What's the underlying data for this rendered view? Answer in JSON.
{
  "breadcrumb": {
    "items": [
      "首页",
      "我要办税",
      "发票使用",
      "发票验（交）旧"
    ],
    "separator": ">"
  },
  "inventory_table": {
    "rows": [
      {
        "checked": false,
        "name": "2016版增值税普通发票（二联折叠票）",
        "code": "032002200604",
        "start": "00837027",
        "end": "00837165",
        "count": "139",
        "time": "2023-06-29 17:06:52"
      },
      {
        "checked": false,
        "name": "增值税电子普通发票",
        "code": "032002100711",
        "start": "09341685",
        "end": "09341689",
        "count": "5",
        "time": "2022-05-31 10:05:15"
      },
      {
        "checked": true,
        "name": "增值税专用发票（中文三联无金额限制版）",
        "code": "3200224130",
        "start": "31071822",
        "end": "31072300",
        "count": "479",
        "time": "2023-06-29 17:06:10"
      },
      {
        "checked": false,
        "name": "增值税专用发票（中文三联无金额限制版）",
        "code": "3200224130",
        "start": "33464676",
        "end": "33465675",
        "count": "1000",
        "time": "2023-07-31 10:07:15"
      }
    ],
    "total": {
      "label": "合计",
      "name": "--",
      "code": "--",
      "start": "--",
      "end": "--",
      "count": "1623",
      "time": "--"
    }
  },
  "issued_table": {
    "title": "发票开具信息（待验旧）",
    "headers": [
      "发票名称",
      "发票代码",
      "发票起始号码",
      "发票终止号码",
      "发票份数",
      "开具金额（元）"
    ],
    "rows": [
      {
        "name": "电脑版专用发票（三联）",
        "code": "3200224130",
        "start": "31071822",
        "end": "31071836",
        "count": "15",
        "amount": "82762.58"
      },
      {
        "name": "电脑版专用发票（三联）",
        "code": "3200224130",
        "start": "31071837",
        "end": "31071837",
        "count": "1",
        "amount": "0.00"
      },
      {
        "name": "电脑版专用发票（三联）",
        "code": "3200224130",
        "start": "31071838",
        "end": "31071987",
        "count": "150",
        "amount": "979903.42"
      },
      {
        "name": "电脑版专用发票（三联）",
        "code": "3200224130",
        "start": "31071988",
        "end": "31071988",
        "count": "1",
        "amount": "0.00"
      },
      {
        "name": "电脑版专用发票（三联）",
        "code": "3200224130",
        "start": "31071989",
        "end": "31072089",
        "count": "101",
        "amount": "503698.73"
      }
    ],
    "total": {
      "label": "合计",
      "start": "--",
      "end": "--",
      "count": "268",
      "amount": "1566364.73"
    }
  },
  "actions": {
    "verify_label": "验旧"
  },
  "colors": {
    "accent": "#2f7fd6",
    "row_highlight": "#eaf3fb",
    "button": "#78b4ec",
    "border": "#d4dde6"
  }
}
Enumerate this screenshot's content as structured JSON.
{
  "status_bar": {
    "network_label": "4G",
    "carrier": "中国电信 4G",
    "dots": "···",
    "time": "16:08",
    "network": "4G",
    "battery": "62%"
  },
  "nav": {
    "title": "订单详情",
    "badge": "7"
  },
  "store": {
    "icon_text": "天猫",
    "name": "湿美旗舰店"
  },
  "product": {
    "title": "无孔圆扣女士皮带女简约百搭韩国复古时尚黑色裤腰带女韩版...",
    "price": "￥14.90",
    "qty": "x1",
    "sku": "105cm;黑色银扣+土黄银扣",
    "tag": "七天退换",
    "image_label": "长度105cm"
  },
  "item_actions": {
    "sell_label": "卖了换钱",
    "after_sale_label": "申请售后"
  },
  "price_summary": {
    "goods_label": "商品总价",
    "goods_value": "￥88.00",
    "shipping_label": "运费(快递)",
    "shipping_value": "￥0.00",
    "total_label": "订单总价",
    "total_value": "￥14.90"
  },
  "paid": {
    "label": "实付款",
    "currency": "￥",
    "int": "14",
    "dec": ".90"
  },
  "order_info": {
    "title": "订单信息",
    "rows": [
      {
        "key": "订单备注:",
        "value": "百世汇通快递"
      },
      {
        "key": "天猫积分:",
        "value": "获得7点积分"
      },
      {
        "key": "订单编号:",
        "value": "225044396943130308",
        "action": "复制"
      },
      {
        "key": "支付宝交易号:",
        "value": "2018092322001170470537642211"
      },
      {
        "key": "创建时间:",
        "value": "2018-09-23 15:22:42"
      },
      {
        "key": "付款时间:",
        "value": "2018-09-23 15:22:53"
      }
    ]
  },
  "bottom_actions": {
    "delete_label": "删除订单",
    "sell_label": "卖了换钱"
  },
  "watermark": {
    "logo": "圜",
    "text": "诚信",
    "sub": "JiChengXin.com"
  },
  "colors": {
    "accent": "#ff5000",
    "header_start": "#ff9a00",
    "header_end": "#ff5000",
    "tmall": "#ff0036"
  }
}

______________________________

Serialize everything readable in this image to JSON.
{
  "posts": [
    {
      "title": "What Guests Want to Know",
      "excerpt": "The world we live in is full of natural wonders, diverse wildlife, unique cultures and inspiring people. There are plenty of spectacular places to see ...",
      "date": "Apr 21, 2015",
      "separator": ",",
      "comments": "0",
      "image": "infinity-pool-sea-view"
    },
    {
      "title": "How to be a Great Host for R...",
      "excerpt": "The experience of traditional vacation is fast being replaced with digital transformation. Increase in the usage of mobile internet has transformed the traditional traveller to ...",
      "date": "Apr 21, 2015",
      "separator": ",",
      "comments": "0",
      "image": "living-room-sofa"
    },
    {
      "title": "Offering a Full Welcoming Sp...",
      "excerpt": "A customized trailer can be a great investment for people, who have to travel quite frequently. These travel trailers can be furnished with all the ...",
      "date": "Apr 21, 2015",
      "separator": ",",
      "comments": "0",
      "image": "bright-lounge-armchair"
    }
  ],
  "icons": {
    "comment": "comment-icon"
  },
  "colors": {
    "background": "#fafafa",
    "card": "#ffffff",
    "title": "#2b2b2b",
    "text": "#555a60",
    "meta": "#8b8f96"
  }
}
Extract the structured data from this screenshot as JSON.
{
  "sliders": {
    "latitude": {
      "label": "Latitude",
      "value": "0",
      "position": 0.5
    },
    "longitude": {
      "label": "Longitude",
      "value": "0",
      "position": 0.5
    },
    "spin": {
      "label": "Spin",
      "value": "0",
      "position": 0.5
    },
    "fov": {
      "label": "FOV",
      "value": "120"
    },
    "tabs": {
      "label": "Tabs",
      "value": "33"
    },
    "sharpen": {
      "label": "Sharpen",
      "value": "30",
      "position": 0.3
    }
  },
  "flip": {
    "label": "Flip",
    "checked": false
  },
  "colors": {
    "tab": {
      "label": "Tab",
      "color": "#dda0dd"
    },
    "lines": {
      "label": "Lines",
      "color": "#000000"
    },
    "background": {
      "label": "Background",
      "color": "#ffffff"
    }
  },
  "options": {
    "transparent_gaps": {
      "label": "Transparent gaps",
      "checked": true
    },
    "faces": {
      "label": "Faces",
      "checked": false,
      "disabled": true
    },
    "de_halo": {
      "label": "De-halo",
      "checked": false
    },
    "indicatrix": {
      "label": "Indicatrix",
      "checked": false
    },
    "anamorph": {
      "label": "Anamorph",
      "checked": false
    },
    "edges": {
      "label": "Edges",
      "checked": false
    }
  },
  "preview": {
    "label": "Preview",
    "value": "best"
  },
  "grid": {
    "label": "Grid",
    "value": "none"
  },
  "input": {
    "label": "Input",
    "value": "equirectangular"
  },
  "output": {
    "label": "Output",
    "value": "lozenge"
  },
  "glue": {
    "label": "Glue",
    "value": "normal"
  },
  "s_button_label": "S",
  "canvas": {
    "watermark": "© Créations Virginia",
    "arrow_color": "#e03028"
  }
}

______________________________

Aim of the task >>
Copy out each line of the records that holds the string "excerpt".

Exercise result >>
      "excerpt": "The world we live in is full of natural wonders, diverse wildlife, unique cultures and inspiring people. There are plenty of spectacular places to see ...",
      "excerpt": "The experience of traditional vacation is fast being replaced with digital transformation. Increase in the usage of mobile internet has transformed the traditional traveller to ...",
      "excerpt": "A customized trailer can be a great investment for people, who have to travel quite frequently. These travel trailers can be furnished with all the ...",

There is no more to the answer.